> [Material for this exercise]:
◇ ◇ ◇ ◇
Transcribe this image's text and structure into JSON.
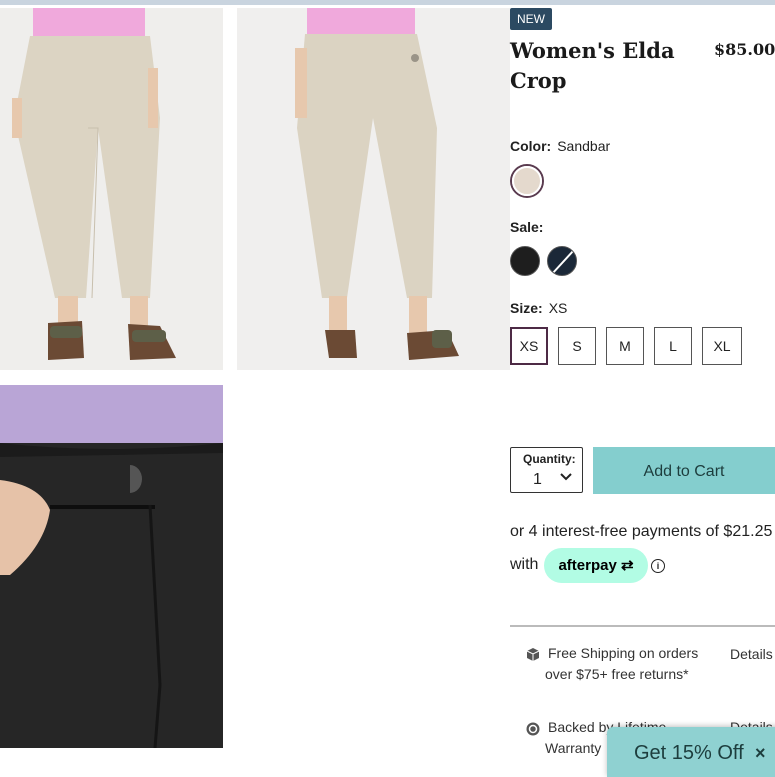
{
  "product": {
    "badge": "NEW",
    "title": "Women's Elda Crop",
    "price": "$85.00"
  },
  "color": {
    "label": "Color:",
    "value": "Sandbar",
    "swatches": [
      {
        "name": "Sandbar",
        "hex": "#e4d9cd"
      }
    ]
  },
  "sale": {
    "label": "Sale:",
    "swatches": [
      {
        "hex": "#1e1e1e"
      },
      {
        "hex": "#1b2838"
      }
    ]
  },
  "size": {
    "label": "Size:",
    "value": "XS",
    "options": [
      "XS",
      "S",
      "M",
      "L",
      "XL"
    ]
  },
  "quantity": {
    "label": "Quantity:",
    "value": "1"
  },
  "cart": {
    "button_label": "Add to Cart"
  },
  "afterpay": {
    "text": "or 4 interest-free payments of $21.25",
    "with": "with",
    "brand": "afterpay",
    "info_icon": "i"
  },
  "perks": [
    {
      "icon": "box-icon",
      "line1": "Free Shipping on orders",
      "line2": "over $75+ free returns*",
      "details": "Details"
    },
    {
      "icon": "badge-icon",
      "line1": "Backed by Lifetime",
      "line2": "Warranty",
      "details": "Details"
    }
  ],
  "promo": {
    "label": "Get 15% Off",
    "close": "×"
  },
  "colors": {
    "accent": "#84cece",
    "badge": "#2c4a62",
    "afterpay": "#b2fce4"
  }
}
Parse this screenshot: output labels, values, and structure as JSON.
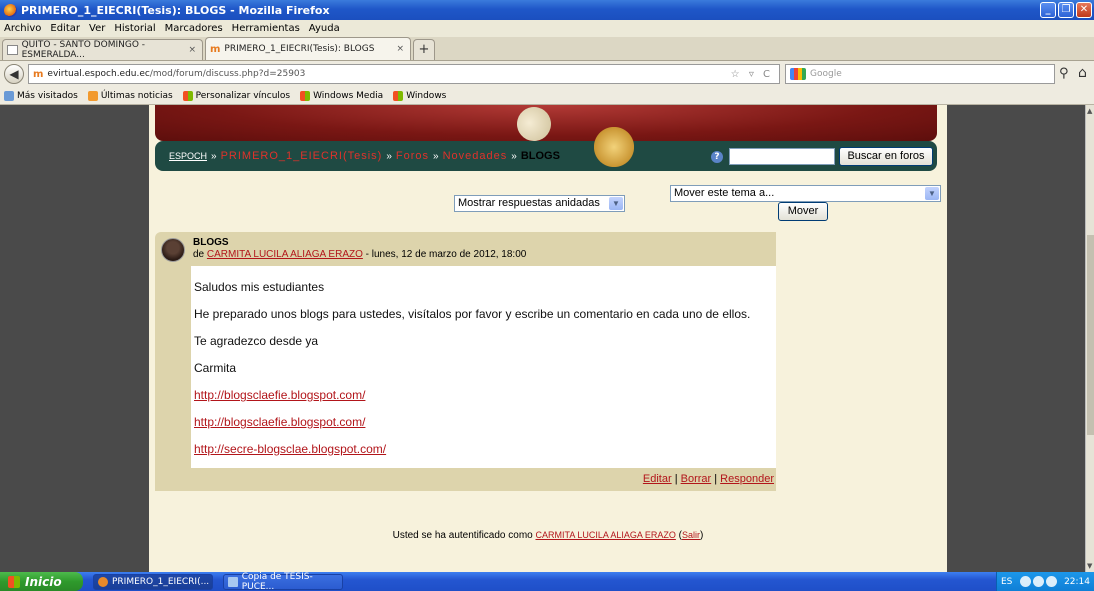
{
  "window": {
    "title": "PRIMERO_1_EIECRI(Tesis): BLOGS - Mozilla Firefox",
    "buttons": [
      "_",
      "❐",
      "✕"
    ]
  },
  "menu": [
    "Archivo",
    "Editar",
    "Ver",
    "Historial",
    "Marcadores",
    "Herramientas",
    "Ayuda"
  ],
  "tabs": [
    {
      "label": "QUITO - SANTO DOMINGO - ESMERALDA...",
      "close": "×"
    },
    {
      "label": "PRIMERO_1_EIECRI(Tesis): BLOGS",
      "close": "×"
    }
  ],
  "newtab": "+",
  "nav": {
    "url_host": "evirtual.espoch.edu.ec",
    "url_path": "/mod/forum/discuss.php?d=25903",
    "url_icons": "☆ ▿ C",
    "search_placeholder": "Google"
  },
  "bookmarks": [
    "Más visitados",
    "Últimas noticias",
    "Personalizar vínculos",
    "Windows Media",
    "Windows"
  ],
  "page": {
    "breadcrumb": {
      "root": "ESPOCH",
      "course": "PRIMERO_1_EIECRI(Tesis)",
      "forums": "Foros",
      "forum": "Novedades",
      "current": "BLOGS",
      "sep": "»"
    },
    "search_forum_button": "Buscar en foros",
    "display_mode": "Mostrar respuestas anidadas",
    "move_select": "Mover este tema a...",
    "move_button": "Mover",
    "post": {
      "subject": "BLOGS",
      "author_prefix": "de",
      "author": "CARMITA LUCILA ALIAGA ERAZO",
      "date": " - lunes, 12 de marzo de 2012, 18:00",
      "body": [
        "Saludos mis estudiantes",
        "He preparado unos blogs para ustedes, visítalos por favor y escribe un comentario en cada uno de ellos.",
        "Te agradezco desde ya",
        "Carmita"
      ],
      "links": [
        "http://blogsclaefie.blogspot.com/",
        "http://blogsclaefie.blogspot.com/",
        "http://secre-blogsclae.blogspot.com/"
      ],
      "actions": {
        "edit": "Editar",
        "delete": "Borrar",
        "reply": "Responder",
        "sep": "|"
      }
    },
    "login": {
      "prefix": "Usted se ha autentificado como",
      "user": "CARMITA LUCILA ALIAGA ERAZO",
      "logout": "Salir",
      "open_paren": "(",
      "close_paren": ")"
    }
  },
  "taskbar": {
    "start": "Inicio",
    "items": [
      "PRIMERO_1_EIECRI(...",
      "Copia de TESIS-PUCE..."
    ],
    "lang": "ES",
    "time": "22:14"
  }
}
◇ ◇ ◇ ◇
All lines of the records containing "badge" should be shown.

> [Exercise answer]:
    "badge": "NEW",
      "icon": "badge-icon",
    "badge": "#2c4a62",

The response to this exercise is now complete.